Amnesty International has called for prostitution to be decriminalised in order to protect human rights.
The proposal drawn up by Amnesty International headquarters says: “The criminalisation of voluntary sex between adults, whether for direct monetary gain or otherwise, threatens the rights to health, non-discrimination, equality, privacy, and security of person.”
The paper, entitled Decriminalisation of Sex Work: Policy Background Document, also states: “Amnesty International understands the imperfect context in which individuals choose to become sex workers (or miners or foreign domestic workers)”.
But lesbian feminist Julie Bindel said she is “dismayed” by the initiative, saying it’s a “grubby collusion with misogyny”.

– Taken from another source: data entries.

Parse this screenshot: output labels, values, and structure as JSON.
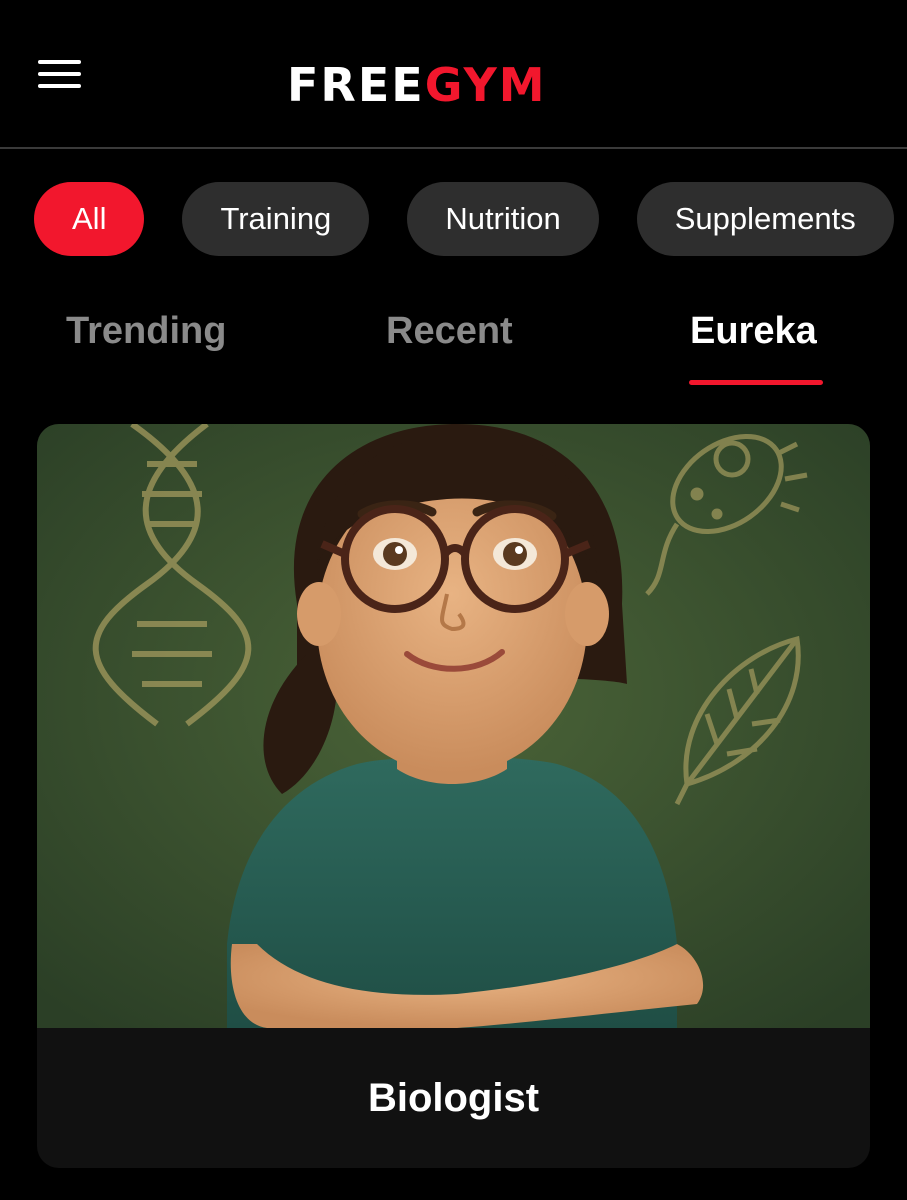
{
  "header": {
    "menu_icon": "hamburger-menu-icon",
    "logo_part_a": "FREE",
    "logo_part_b": "GYM"
  },
  "categories": [
    {
      "label": "All",
      "active": true
    },
    {
      "label": "Training",
      "active": false
    },
    {
      "label": "Nutrition",
      "active": false
    },
    {
      "label": "Supplements",
      "active": false
    }
  ],
  "tabs": [
    {
      "label": "Trending",
      "active": false
    },
    {
      "label": "Recent",
      "active": false
    },
    {
      "label": "Eureka",
      "active": true
    }
  ],
  "card": {
    "title": "Biologist",
    "image_subject": "illustration of a smiling woman with round glasses in front of a green chalkboard with biology doodles"
  },
  "colors": {
    "accent": "#f2172d",
    "chip_bg": "#2e2e2e",
    "background": "#000000",
    "card_bg": "#111111",
    "inactive_tab": "#8a8a8a"
  }
}
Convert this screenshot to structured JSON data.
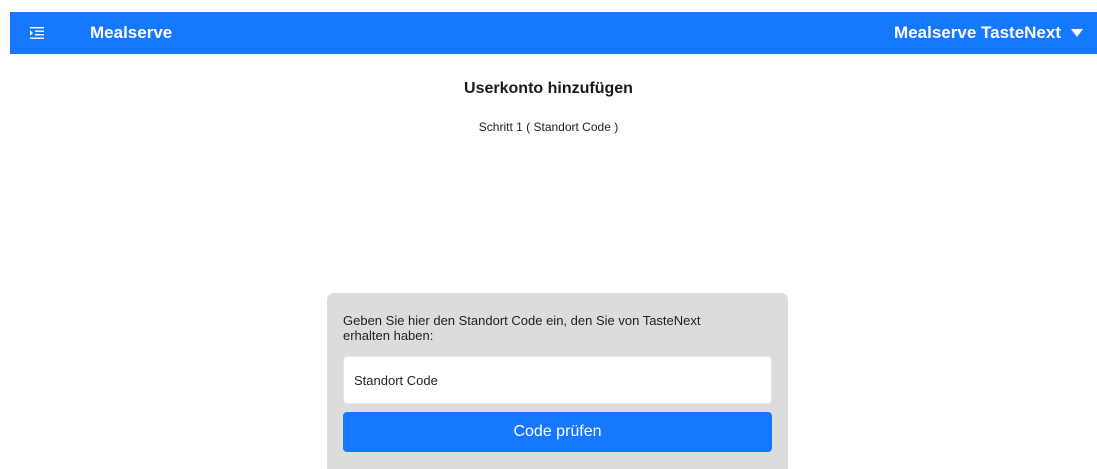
{
  "header": {
    "menu_icon": "menu-icon",
    "brand": "Mealserve",
    "org_selector": "Mealserve TasteNext",
    "org_caret_icon": "caret-down-icon",
    "background_color": "#1677ff"
  },
  "page": {
    "title": "Userkonto hinzufügen",
    "step": "Schritt 1 ( Standort Code )"
  },
  "form": {
    "prompt": "Geben Sie hier den Standort Code ein, den Sie von TasteNext erhalten haben:",
    "code_input": {
      "value": "",
      "placeholder": "Standort Code"
    },
    "submit_label": "Code prüfen",
    "card_color": "#dcdcdc"
  }
}
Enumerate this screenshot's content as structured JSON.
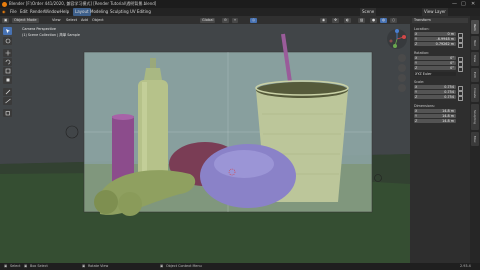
{
  "window": {
    "title": "Blender [F:\\Order 441/2020, 兼容学习模式] [Render Tutorial\\透明背景.blend]"
  },
  "menu": {
    "items": [
      "File",
      "Edit",
      "Render",
      "Window",
      "Help"
    ],
    "tabs": [
      "Layout",
      "Modeling",
      "Sculpting",
      "UV Editing"
    ]
  },
  "topright": {
    "scene": "Scene",
    "view_layer": "View Layer"
  },
  "header": {
    "mode": "Object Mode",
    "items": [
      "View",
      "Select",
      "Add",
      "Object"
    ],
    "orientation": "Global",
    "right_buttons": [
      "Options"
    ]
  },
  "viewport": {
    "perspective": "Camera Perspective",
    "collection": "(1) Scene Collection | 简单 Sample"
  },
  "npanel": {
    "section_title": "Transform",
    "location_label": "Location:",
    "location": [
      {
        "axis": "X",
        "value": "0 m"
      },
      {
        "axis": "Y",
        "value": "-6.9948 m"
      },
      {
        "axis": "Z",
        "value": "0.79262 m"
      }
    ],
    "rotation_label": "Rotation:",
    "rotation": [
      {
        "axis": "X",
        "value": "0°"
      },
      {
        "axis": "Y",
        "value": "0°"
      },
      {
        "axis": "Z",
        "value": "0°"
      }
    ],
    "rotation_mode": "XYZ Euler",
    "scale_label": "Scale:",
    "scale": [
      {
        "axis": "X",
        "value": "0.754"
      },
      {
        "axis": "Y",
        "value": "0.754"
      },
      {
        "axis": "Z",
        "value": "0.754"
      }
    ],
    "dimensions_label": "Dimensions:",
    "dimensions": [
      {
        "axis": "X",
        "value": "14.8 m"
      },
      {
        "axis": "Y",
        "value": "14.8 m"
      },
      {
        "axis": "Z",
        "value": "14.8 m"
      }
    ]
  },
  "sidetabs": [
    "Item",
    "Tool",
    "View",
    "Edit",
    "Create",
    "Sculpting",
    "Misc"
  ],
  "status": {
    "select": "Select",
    "box_select": "Box Select",
    "rotate_view": "Rotate View",
    "context_menu": "Object Context Menu",
    "version": "2.93.4"
  }
}
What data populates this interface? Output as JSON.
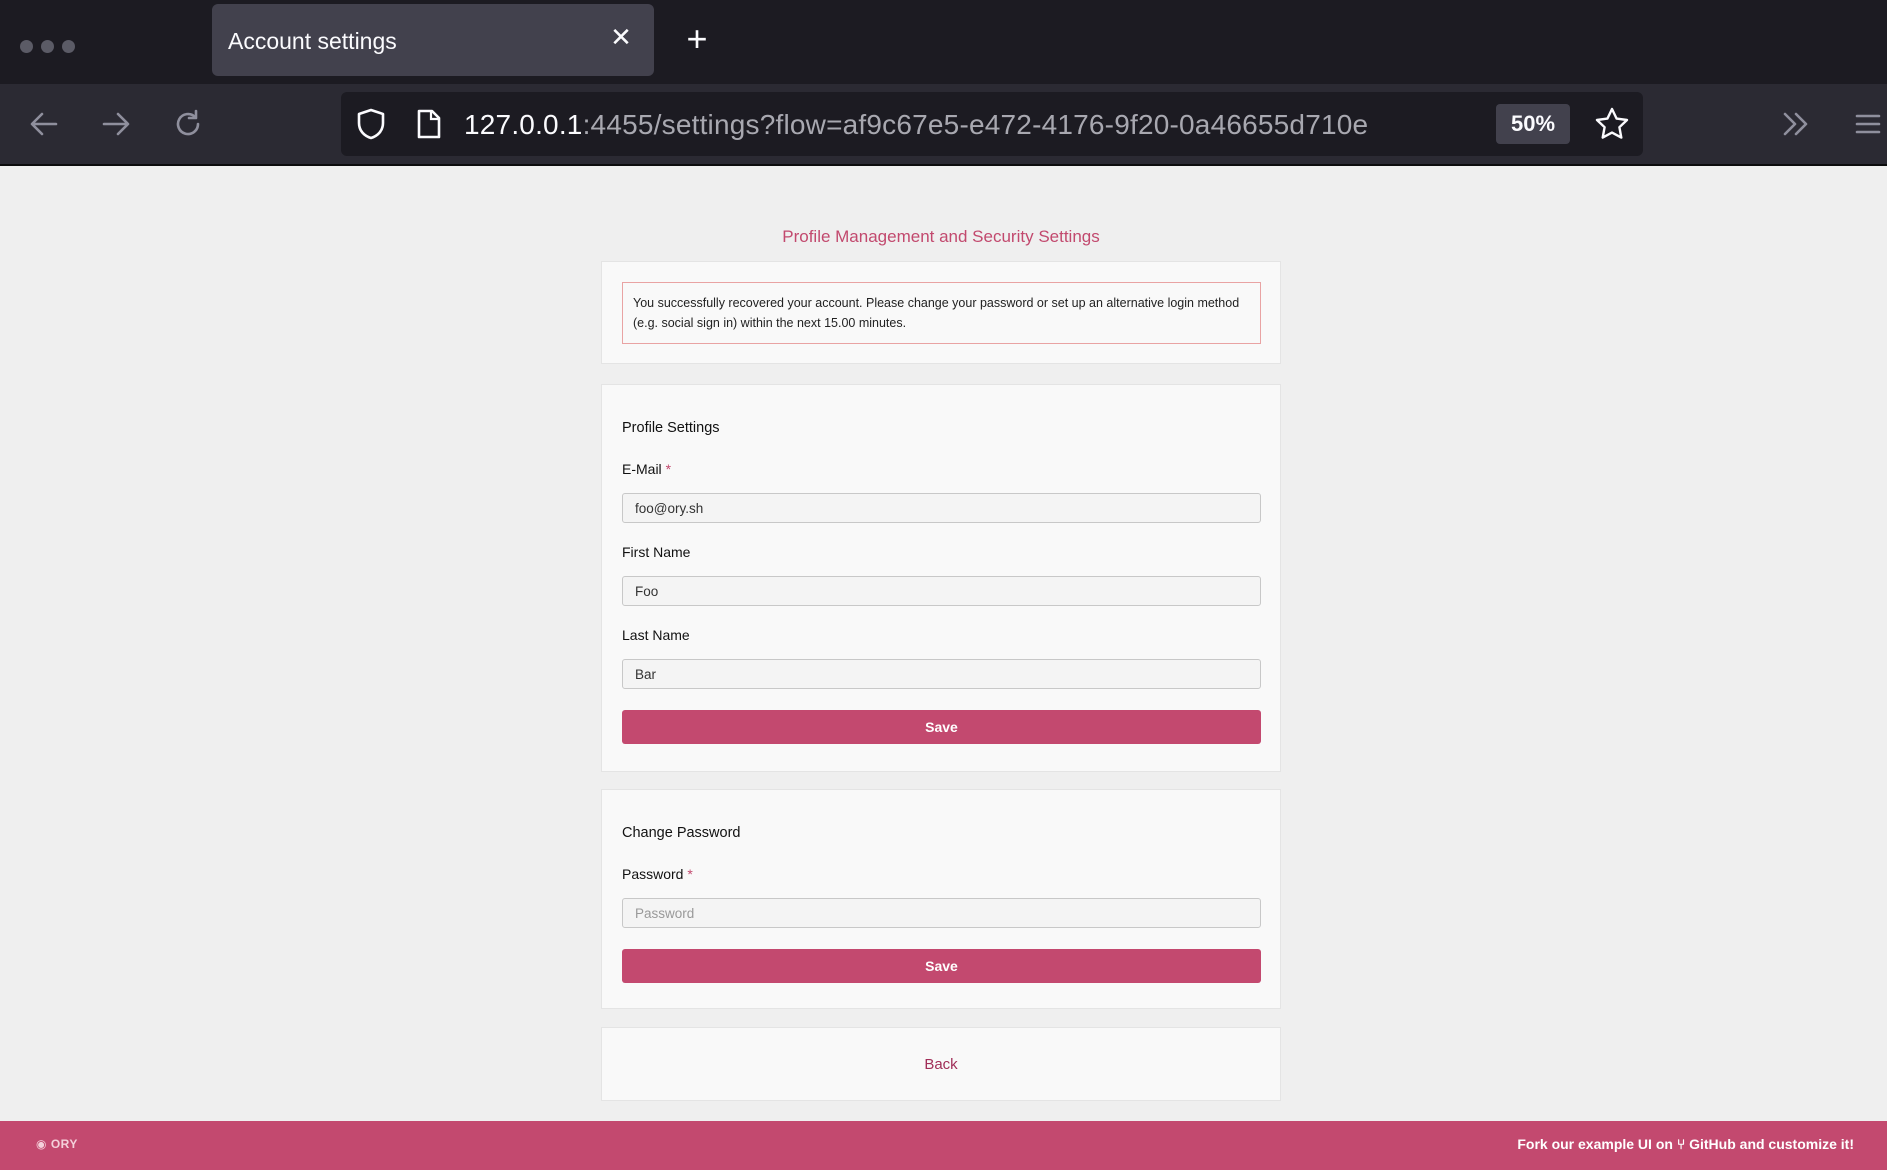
{
  "browser": {
    "tab_title": "Account settings",
    "url_host": "127.0.0.1",
    "url_rest": ":4455/settings?flow=af9c67e5-e472-4176-9f20-0a46655d710e",
    "zoom": "50%"
  },
  "page": {
    "title": "Profile Management and Security Settings",
    "alert_text": "You successfully recovered your account. Please change your password or set up an alternative login method (e.g. social sign in) within the next 15.00 minutes."
  },
  "profile": {
    "section_title": "Profile Settings",
    "email_label": "E-Mail",
    "email_value": "foo@ory.sh",
    "first_name_label": "First Name",
    "first_name_value": "Foo",
    "last_name_label": "Last Name",
    "last_name_value": "Bar",
    "save_label": "Save"
  },
  "password": {
    "section_title": "Change Password",
    "label": "Password",
    "placeholder": "Password",
    "save_label": "Save"
  },
  "back_label": "Back",
  "footer": {
    "logo_text": "ORY",
    "fork_text": "Fork our example UI on ⑂ GitHub and customize it!"
  },
  "colors": {
    "accent": "#c3496f",
    "link": "#a12e58"
  }
}
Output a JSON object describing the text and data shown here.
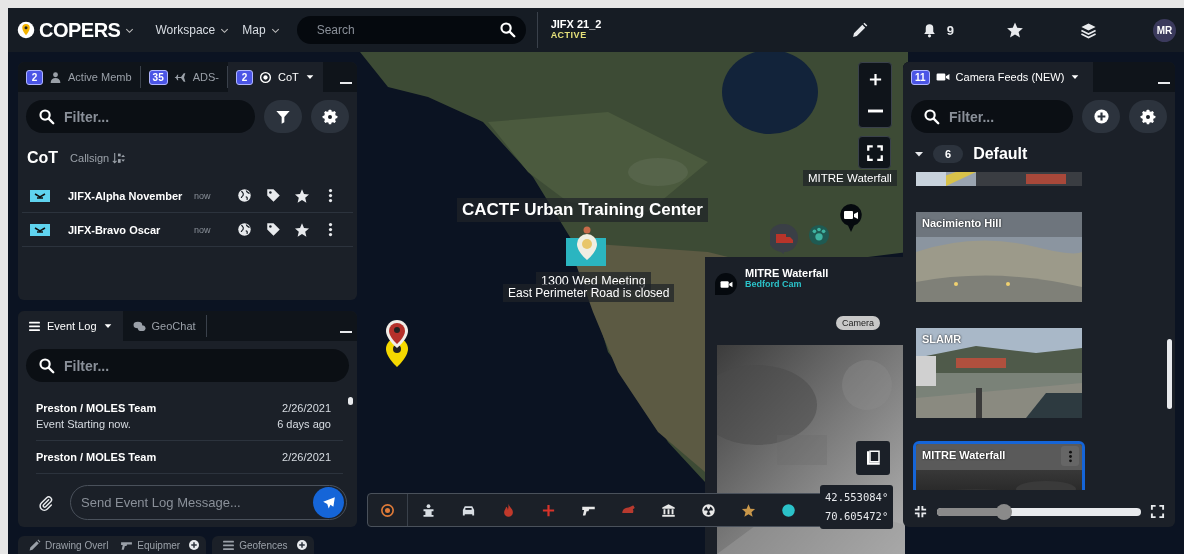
{
  "header": {
    "brand": "COPERS",
    "menus": [
      {
        "label": "Workspace"
      },
      {
        "label": "Map"
      }
    ],
    "search": {
      "placeholder": "Search"
    },
    "event": {
      "name": "JIFX 21_2",
      "status": "ACTIVE"
    },
    "notifications": {
      "count": "9"
    },
    "user": {
      "initials": "MR"
    }
  },
  "cot_panel": {
    "tabs": [
      {
        "kind": "members",
        "badge": "2",
        "label": "Active Memb",
        "selected": false
      },
      {
        "kind": "aircraft",
        "badge": "35",
        "label": "ADS-",
        "selected": false
      },
      {
        "kind": "cot",
        "badge": "2",
        "label": "CoT",
        "selected": true
      }
    ],
    "filter": {
      "placeholder": "Filter..."
    },
    "heading": "CoT",
    "sort": {
      "label": "Callsign"
    },
    "rows": [
      {
        "callsign": "JIFX-Alpha November",
        "time": "now"
      },
      {
        "callsign": "JIFX-Bravo Oscar",
        "time": "now"
      }
    ]
  },
  "event_log": {
    "tabs": [
      {
        "kind": "log",
        "label": "Event Log",
        "selected": true
      },
      {
        "kind": "chat",
        "label": "GeoChat",
        "selected": false
      }
    ],
    "filter": {
      "placeholder": "Filter..."
    },
    "entries": [
      {
        "author": "Preston / MOLES Team",
        "date": "2/26/2021",
        "message": "Event Starting now.",
        "age": "6 days ago"
      },
      {
        "author": "Preston / MOLES Team",
        "date": "2/26/2021"
      }
    ],
    "composer": {
      "placeholder": "Send Event Log Message..."
    }
  },
  "bottom_tabs": [
    {
      "kind": "drawing",
      "label": "Drawing Overl"
    },
    {
      "kind": "equipment",
      "label": "Equipmer"
    },
    {
      "kind": "geofence",
      "label": "Geofences"
    }
  ],
  "map": {
    "labels": [
      {
        "text": "CACTF Urban Training Center"
      },
      {
        "text": "1300 Wed Meeting"
      },
      {
        "text": "East Perimeter Road is closed"
      },
      {
        "text": "MITRE Waterfall"
      }
    ],
    "popup": {
      "title": "MITRE Waterfall",
      "subtitle": "Bedford Cam",
      "tag": "Camera"
    },
    "tools": [
      {
        "kind": "target"
      },
      {
        "kind": "lift"
      },
      {
        "kind": "vehicle"
      },
      {
        "kind": "fire"
      },
      {
        "kind": "medical"
      },
      {
        "kind": "weapon"
      },
      {
        "kind": "animal"
      },
      {
        "kind": "building"
      },
      {
        "kind": "radiation"
      },
      {
        "kind": "star"
      },
      {
        "kind": "dot"
      }
    ],
    "coordinates": {
      "latitude": "42.553084°",
      "longitude": "70.605472°"
    }
  },
  "camera_panel": {
    "badge": "11",
    "title": "Camera Feeds (NEW)",
    "filter": {
      "placeholder": "Filter..."
    },
    "group": {
      "count": "6",
      "name": "Default",
      "expanded": true
    },
    "feeds": [
      {
        "selected": false
      },
      {
        "label": "Nacimiento Hill",
        "selected": false
      },
      {
        "label": "SLAMR",
        "selected": false
      },
      {
        "label": "MITRE Waterfall",
        "selected": true
      }
    ],
    "zoom_slider": {
      "level": 0.33
    }
  }
}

And a former member of the organisation accused the charity of “betraying women’s rights”.
They told the Daily Mail: “We do not solve the problems for women in the developing world by encouraging them to be prostitutes. Who benefits from that? The men. Prostitution is a form of exploitation and abuse”.
Amnesty International’s policy document also says: “We believe that governments should not be devaluing [prostitutes’] decisions and choices or criminalising the contexts in which they live their lives.”
Julie Bindel added that the proposal goes against the charity’s “entire ethos as a bulwark for people suffering abuse, exploitation and maltreatment”.
“Far from representing any form of advancement for women, the decriminalisation of prostitution would lead to more abuse, more violence, more subjugation”, she explained.
The proposal will be discussed by Amnesty International members around the world, including UK branches of the organisation, and a vote is expected at the AGM in April.
An Amnesty International spokesman told the Daily Mail: “We are aware this is a very sensitive issue and that’s why we are canvassing opinion and encouraging discussion with our members around the world.
“We are only at the beginning of an extensive process of consultation.”
In England and Wales, the act of prostitution is not in itself illegal, but under the Sexual Offences Act 2003, it is an offence to cause or incite prostitution or control it for personal gain.
The 1956 Sexual Offences Act outlaws running a brothel, and it is illegal to loiter or solicit sex on the street. Kerb-crawling is also against the law, as long as it can be shown the individual was causing a persistent annoyance.